$$\Sigma(\theta) = \frac{1}{n} \left(\begin{array}{cc} \textrm{Var}(X) & \textrm{Cov}(X,Y)\\ \textrm{Cov}(X,Y) & \textrm{Var}(Y)\end{array}\right).$$

Applying the above theorem we have for the resulting one-dimensional transformed variance

\begin{eqnarray} B(\theta) & := & \nabla g(\theta)^T \Sigma(\theta) \nabla g(\theta)\nonumber\\ & = & \frac{1}{n} \left(\begin{array}{c} \frac{1}{\mathbb{E}Y} \\ -\frac{\mathbb{E}X}{(\mathbb{E}Y)^2}\end{array}\right)^T \left(\begin{array}{cc} \textrm{Var}(X) & \textrm{Cov}(X,Y)\\ \textrm{Cov}(X,Y) & \textrm{Var}(Y)\end{array}\right) \left(\begin{array}{c} \frac{1}{\mathbb{E}Y} \\ -\frac{\mathbb{E}X}{(\mathbb{E}Y)^2}\end{array}\right)\nonumber\\ & = & \frac{1}{n} \left[ \frac{1}{(\mathbb{E}Y)^2} \textrm{Var}(X) - 2 \frac{\mathbb{E}X}{(\mathbb{E}Y)^3} \textrm{Cov}(X,Y) + \frac{(\mathbb{E}X)^2}{(\mathbb{E}Y)^4} \textrm{Var}(Y) \right].\nonumber \end{eqnarray}

One way to interpret the quantity \(B(\theta)\) is that the limiting variance of the ratio \(X/Y\) depends both on the variances of \(X\) and of \(Y\), but crucially it depends most sensitively on \(\mathbb{E}Y\) because this quantity appears in the denominator: small values of \(Y\) have large effects on \(X/Y\).

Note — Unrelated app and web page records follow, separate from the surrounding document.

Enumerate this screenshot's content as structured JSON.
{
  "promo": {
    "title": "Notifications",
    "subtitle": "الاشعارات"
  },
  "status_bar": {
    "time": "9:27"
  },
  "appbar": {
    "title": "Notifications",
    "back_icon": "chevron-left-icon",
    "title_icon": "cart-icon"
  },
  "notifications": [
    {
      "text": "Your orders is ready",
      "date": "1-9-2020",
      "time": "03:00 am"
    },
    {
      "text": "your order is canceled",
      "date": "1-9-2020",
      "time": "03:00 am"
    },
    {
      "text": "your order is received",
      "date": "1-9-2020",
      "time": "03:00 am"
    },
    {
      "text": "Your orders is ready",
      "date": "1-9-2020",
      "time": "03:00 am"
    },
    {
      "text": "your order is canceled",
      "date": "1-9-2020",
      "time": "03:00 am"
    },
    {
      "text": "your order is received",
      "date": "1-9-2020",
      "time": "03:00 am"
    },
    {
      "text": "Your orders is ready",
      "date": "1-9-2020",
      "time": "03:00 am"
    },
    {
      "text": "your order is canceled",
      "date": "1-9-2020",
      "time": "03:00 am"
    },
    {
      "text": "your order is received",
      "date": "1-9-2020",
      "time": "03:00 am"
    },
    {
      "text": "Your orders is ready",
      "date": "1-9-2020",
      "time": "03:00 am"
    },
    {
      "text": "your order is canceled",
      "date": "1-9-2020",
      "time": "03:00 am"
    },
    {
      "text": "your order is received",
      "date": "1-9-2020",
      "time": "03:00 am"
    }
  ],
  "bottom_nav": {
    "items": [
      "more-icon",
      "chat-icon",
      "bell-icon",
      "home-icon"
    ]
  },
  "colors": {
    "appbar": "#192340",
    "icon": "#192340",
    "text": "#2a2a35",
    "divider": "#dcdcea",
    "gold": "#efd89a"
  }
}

This is an asymptotic expression which is based on the assumption that both \(X\) and \(Y\) are concentrated around the mean so that the linearization of \(g\) around the mean will incur a small error. As such, this approximation may deteriorate if the variance of \(X\) or \(Y\) is large so that the linear approximation of \(g\) deviates from the actual values of \(g\).

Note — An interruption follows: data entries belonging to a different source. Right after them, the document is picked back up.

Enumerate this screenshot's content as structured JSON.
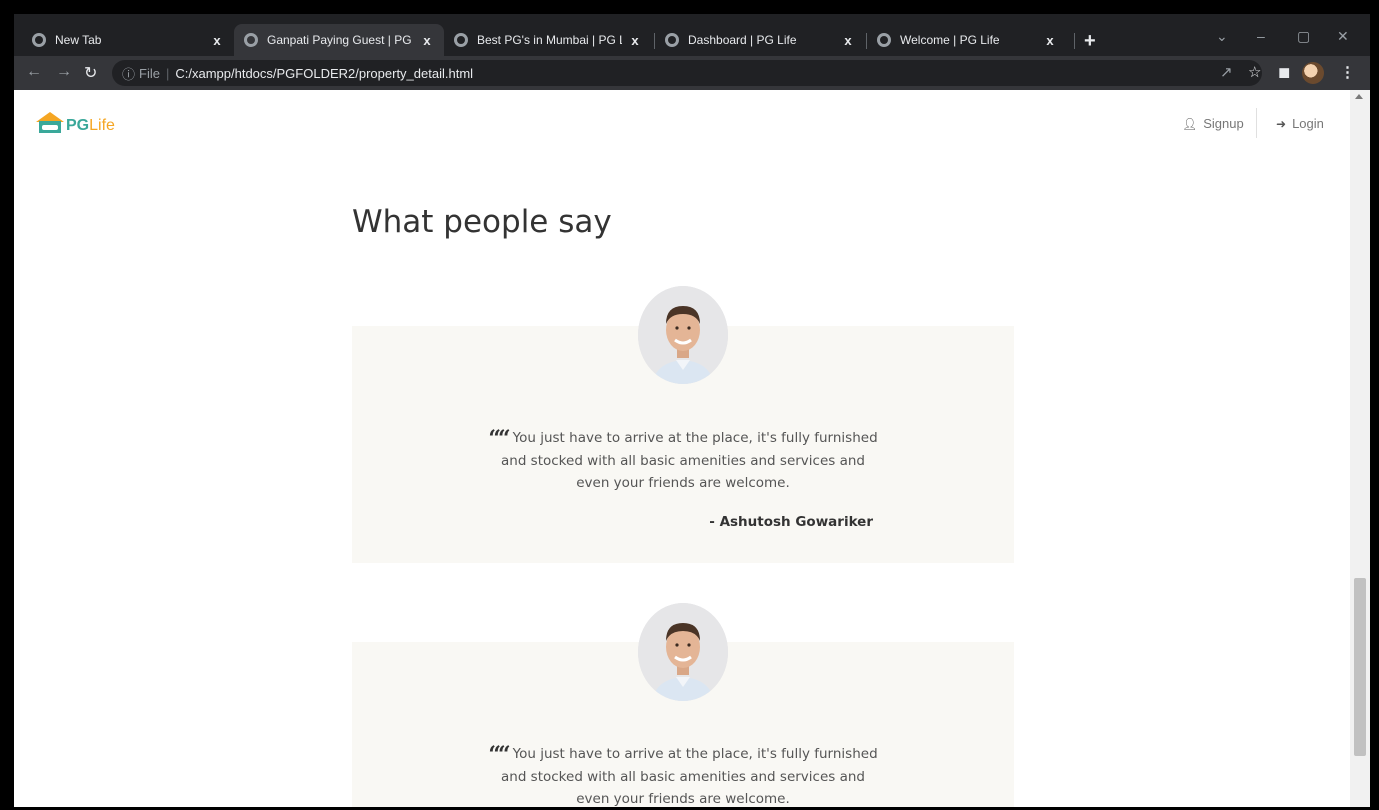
{
  "browser": {
    "tabs": [
      {
        "title": "New Tab",
        "active": false
      },
      {
        "title": "Ganpati Paying Guest | PG Life",
        "active": true
      },
      {
        "title": "Best PG's in Mumbai | PG Life",
        "active": false
      },
      {
        "title": "Dashboard | PG Life",
        "active": false
      },
      {
        "title": "Welcome | PG Life",
        "active": false
      }
    ],
    "tab_close_glyph": "x",
    "new_tab_glyph": "+",
    "address": {
      "scheme": "File",
      "divider": "|",
      "url": "C:/xampp/htdocs/PGFOLDER2/property_detail.html"
    },
    "theme_colors": {
      "tab_strip": "#202124",
      "toolbar": "#35363a"
    }
  },
  "site": {
    "logo": {
      "pg": "PG",
      "life": "Life"
    },
    "nav": {
      "signup": "Signup",
      "login": "Login"
    },
    "brand_colors": {
      "teal": "#3aa89a",
      "orange": "#f5a623"
    }
  },
  "testimonials": {
    "heading": "What people say",
    "items": [
      {
        "quote_line1": "You just have to arrive at the place, it's fully furnished",
        "quote_line2": "and stocked with all basic amenities and services and",
        "quote_line3": "even your friends are welcome.",
        "author": "- Ashutosh Gowariker"
      },
      {
        "quote_line1": "You just have to arrive at the place, it's fully furnished",
        "quote_line2": "and stocked with all basic amenities and services and",
        "quote_line3": "even your friends are welcome."
      }
    ],
    "card_background": "#f9f8f4"
  }
}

(For an exact expansion of the expectation of a ratio, see this 2009 note by Sean Rice.)

Second-order Delta Method

The above delta method can be extended to higher-order by a multivariate Taylor expansion. I give the following result without proof.

Theorem (Second-order Multivariate Delta Method). Let \(T\) be a \(k\)-dimensional random vectors such that \(\mathbb{E} T = \theta\). Let \(g:\mathbb{R}^k \to \mathbb{R}\) be twice differentiable at \(\theta\) with Hessian \(H(\theta)\). Then

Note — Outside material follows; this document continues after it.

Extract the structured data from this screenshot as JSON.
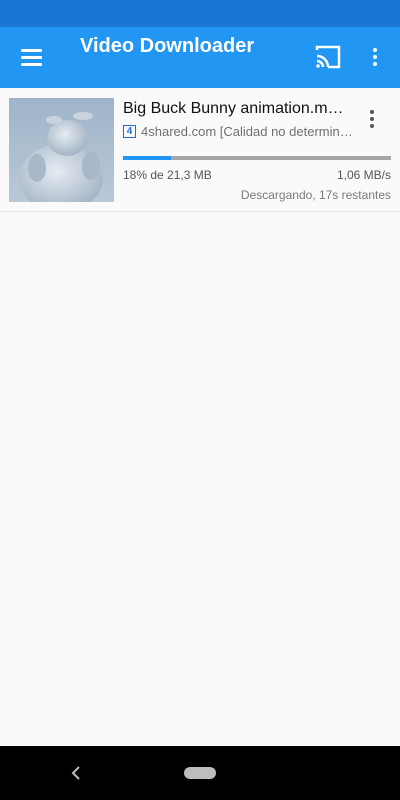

$$\mathbb{E} g(T) \approx g(\theta) + \frac{1}{2} \textrm{tr}(\textrm{Cov}(T) \: H(\theta)).$$

For the proof of the effective sample size we need to apply this theorem to the function \(g(X,Y)=XY^2\) so that

$$H(X,Y)=\left[\begin{array}{cc} 0 & 2Y\\ 2Y & 2X\end{array}\right].$$

Then the above result gives

$$\mathbb{E} g(X,Y) \approx (\mathbb{E}X)(\mathbb{E}Y)^2 + 2 (\mathbb{E}Y) \textrm{Cov}(X,Y) + (\mathbb{E}X) \textrm{Var}(Y).$$